-- Prompt --
Copy every line of the data that contains the string "Include".

-- Given records --
Content starts

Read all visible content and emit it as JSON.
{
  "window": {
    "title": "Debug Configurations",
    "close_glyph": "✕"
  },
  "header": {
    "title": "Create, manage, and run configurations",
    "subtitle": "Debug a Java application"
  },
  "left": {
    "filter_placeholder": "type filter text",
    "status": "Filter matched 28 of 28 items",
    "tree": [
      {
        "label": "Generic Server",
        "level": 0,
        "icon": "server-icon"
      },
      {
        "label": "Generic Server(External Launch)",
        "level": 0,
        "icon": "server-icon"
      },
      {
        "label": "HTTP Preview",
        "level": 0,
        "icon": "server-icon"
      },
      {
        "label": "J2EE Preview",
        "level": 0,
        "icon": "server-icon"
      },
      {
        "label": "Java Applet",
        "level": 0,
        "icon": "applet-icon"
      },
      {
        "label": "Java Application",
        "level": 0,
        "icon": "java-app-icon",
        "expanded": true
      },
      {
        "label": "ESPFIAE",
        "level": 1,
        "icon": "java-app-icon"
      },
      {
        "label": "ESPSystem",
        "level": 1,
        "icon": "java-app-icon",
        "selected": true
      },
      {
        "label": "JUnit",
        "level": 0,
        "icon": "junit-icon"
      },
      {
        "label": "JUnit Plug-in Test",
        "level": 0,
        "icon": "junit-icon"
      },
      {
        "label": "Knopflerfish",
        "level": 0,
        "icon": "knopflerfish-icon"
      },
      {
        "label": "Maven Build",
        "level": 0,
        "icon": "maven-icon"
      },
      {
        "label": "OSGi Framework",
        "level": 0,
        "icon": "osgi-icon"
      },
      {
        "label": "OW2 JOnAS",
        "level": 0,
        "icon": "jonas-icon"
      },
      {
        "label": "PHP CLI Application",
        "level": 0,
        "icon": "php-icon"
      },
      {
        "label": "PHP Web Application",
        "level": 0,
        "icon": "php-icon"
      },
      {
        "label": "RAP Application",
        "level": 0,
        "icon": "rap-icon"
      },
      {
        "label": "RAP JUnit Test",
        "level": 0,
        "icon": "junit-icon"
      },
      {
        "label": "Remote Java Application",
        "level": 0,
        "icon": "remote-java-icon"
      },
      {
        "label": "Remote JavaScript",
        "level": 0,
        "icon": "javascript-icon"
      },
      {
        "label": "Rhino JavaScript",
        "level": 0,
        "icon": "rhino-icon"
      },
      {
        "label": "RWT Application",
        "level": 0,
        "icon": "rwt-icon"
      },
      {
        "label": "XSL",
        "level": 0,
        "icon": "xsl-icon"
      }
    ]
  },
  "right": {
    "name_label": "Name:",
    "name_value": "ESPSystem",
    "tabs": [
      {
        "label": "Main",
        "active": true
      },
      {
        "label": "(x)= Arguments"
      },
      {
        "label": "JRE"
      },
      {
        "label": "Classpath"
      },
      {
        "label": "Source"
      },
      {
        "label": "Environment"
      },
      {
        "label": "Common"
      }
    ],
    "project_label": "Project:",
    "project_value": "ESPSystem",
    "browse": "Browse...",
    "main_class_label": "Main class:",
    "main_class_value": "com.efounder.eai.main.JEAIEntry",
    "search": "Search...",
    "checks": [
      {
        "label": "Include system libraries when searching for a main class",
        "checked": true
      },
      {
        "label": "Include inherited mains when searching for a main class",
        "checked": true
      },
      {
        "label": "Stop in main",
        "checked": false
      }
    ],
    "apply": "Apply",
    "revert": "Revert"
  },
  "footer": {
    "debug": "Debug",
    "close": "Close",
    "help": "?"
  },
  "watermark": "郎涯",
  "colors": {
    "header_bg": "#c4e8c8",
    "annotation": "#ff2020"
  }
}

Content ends

-- Response to the task --
        "label": "Include system libraries when searching for a main class",
        "label": "Include inherited mains when searching for a main class",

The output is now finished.